§ **Data entries**
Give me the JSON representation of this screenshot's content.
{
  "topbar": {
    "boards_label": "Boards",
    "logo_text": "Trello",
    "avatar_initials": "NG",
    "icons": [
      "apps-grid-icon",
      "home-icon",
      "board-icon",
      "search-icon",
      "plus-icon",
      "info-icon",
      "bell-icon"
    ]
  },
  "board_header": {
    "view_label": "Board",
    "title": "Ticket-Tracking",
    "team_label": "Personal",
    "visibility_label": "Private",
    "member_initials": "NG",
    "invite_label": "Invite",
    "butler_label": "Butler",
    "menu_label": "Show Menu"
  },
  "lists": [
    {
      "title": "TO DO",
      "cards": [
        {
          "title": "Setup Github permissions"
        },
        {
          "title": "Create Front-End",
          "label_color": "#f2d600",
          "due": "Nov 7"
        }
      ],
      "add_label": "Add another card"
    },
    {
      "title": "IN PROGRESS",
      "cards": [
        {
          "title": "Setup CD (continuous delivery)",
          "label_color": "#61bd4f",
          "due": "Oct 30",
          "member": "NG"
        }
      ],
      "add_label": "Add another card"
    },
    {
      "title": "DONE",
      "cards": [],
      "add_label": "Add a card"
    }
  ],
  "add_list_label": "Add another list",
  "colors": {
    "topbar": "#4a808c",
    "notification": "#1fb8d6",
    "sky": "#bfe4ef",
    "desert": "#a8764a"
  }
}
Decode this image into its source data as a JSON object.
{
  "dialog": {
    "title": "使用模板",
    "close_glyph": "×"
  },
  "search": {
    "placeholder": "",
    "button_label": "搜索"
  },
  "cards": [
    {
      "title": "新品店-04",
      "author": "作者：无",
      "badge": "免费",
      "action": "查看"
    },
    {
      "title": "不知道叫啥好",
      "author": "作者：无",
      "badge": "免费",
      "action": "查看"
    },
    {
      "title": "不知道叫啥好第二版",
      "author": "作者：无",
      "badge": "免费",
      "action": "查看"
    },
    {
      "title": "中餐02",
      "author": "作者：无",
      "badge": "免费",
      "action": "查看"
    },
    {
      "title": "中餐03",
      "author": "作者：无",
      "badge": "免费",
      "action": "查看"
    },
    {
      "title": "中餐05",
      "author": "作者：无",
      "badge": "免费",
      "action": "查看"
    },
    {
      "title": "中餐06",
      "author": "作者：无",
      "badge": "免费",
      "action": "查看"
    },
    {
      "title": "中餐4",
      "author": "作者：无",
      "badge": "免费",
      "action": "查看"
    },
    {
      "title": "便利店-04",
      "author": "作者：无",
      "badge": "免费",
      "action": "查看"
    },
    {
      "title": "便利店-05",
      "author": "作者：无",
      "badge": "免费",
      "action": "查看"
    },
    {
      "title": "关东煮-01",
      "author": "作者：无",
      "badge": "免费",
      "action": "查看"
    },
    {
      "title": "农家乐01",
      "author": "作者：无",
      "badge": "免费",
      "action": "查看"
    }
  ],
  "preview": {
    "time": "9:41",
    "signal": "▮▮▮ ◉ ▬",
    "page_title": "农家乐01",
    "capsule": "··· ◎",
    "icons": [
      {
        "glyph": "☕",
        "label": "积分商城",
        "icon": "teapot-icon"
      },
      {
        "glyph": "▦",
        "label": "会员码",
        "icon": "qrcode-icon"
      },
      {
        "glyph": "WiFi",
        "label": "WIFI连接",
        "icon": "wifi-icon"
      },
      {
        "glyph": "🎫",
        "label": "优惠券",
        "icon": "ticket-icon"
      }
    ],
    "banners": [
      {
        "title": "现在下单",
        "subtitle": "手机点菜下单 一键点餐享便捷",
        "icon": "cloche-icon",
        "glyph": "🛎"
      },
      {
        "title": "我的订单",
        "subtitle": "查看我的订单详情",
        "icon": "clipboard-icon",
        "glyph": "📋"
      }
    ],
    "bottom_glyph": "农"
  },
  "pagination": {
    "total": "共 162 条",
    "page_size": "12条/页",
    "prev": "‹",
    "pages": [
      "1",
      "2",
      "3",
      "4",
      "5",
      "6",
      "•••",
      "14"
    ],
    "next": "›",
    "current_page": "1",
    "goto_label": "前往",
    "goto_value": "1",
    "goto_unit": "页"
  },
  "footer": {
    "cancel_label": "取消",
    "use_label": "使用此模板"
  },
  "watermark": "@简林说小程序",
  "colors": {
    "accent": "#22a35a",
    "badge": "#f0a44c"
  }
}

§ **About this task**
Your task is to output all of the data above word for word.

§ **Finished exercise**
Give me the JSON representation of this screenshot's content.
{
  "topbar": {
    "boards_label": "Boards",
    "logo_text": "Trello",
    "avatar_initials": "NG",
    "icons": [
      "apps-grid-icon",
      "home-icon",
      "board-icon",
      "search-icon",
      "plus-icon",
      "info-icon",
      "bell-icon"
    ]
  },
  "board_header": {
    "view_label": "Board",
    "title": "Ticket-Tracking",
    "team_label": "Personal",
    "visibility_label": "Private",
    "member_initials": "NG",
    "invite_label": "Invite",
    "butler_label": "Butler",
    "menu_label": "Show Menu"
  },
  "lists": [
    {
      "title": "TO DO",
      "cards": [
        {
          "title": "Setup Github permissions"
        },
        {
          "title": "Create Front-End",
          "label_color": "#f2d600",
          "due": "Nov 7"
        }
      ],
      "add_label": "Add another card"
    },
    {
      "title": "IN PROGRESS",
      "cards": [
        {
          "title": "Setup CD (continuous delivery)",
          "label_color": "#61bd4f",
          "due": "Oct 30",
          "member": "NG"
        }
      ],
      "add_label": "Add another card"
    },
    {
      "title": "DONE",
      "cards": [],
      "add_label": "Add a card"
    }
  ],
  "add_list_label": "Add another list",
  "colors": {
    "topbar": "#4a808c",
    "notification": "#1fb8d6",
    "sky": "#bfe4ef",
    "desert": "#a8764a"
  }
}
Decode this image into its source data as a JSON object.
{
  "dialog": {
    "title": "使用模板",
    "close_glyph": "×"
  },
  "search": {
    "placeholder": "",
    "button_label": "搜索"
  },
  "cards": [
    {
      "title": "新品店-04",
      "author": "作者：无",
      "badge": "免费",
      "action": "查看"
    },
    {
      "title": "不知道叫啥好",
      "author": "作者：无",
      "badge": "免费",
      "action": "查看"
    },
    {
      "title": "不知道叫啥好第二版",
      "author": "作者：无",
      "badge": "免费",
      "action": "查看"
    },
    {
      "title": "中餐02",
      "author": "作者：无",
      "badge": "免费",
      "action": "查看"
    },
    {
      "title": "中餐03",
      "author": "作者：无",
      "badge": "免费",
      "action": "查看"
    },
    {
      "title": "中餐05",
      "author": "作者：无",
      "badge": "免费",
      "action": "查看"
    },
    {
      "title": "中餐06",
      "author": "作者：无",
      "badge": "免费",
      "action": "查看"
    },
    {
      "title": "中餐4",
      "author": "作者：无",
      "badge": "免费",
      "action": "查看"
    },
    {
      "title": "便利店-04",
      "author": "作者：无",
      "badge": "免费",
      "action": "查看"
    },
    {
      "title": "便利店-05",
      "author": "作者：无",
      "badge": "免费",
      "action": "查看"
    },
    {
      "title": "关东煮-01",
      "author": "作者：无",
      "badge": "免费",
      "action": "查看"
    },
    {
      "title": "农家乐01",
      "author": "作者：无",
      "badge": "免费",
      "action": "查看"
    }
  ],
  "preview": {
    "time": "9:41",
    "signal": "▮▮▮ ◉ ▬",
    "page_title": "农家乐01",
    "capsule": "··· ◎",
    "icons": [
      {
        "glyph": "☕",
        "label": "积分商城",
        "icon": "teapot-icon"
      },
      {
        "glyph": "▦",
        "label": "会员码",
        "icon": "qrcode-icon"
      },
      {
        "glyph": "WiFi",
        "label": "WIFI连接",
        "icon": "wifi-icon"
      },
      {
        "glyph": "🎫",
        "label": "优惠券",
        "icon": "ticket-icon"
      }
    ],
    "banners": [
      {
        "title": "现在下单",
        "subtitle": "手机点菜下单 一键点餐享便捷",
        "icon": "cloche-icon",
        "glyph": "🛎"
      },
      {
        "title": "我的订单",
        "subtitle": "查看我的订单详情",
        "icon": "clipboard-icon",
        "glyph": "📋"
      }
    ],
    "bottom_glyph": "农"
  },
  "pagination": {
    "total": "共 162 条",
    "page_size": "12条/页",
    "prev": "‹",
    "pages": [
      "1",
      "2",
      "3",
      "4",
      "5",
      "6",
      "•••",
      "14"
    ],
    "next": "›",
    "current_page": "1",
    "goto_label": "前往",
    "goto_value": "1",
    "goto_unit": "页"
  },
  "footer": {
    "cancel_label": "取消",
    "use_label": "使用此模板"
  },
  "watermark": "@简林说小程序",
  "colors": {
    "accent": "#22a35a",
    "badge": "#f0a44c"
  }
}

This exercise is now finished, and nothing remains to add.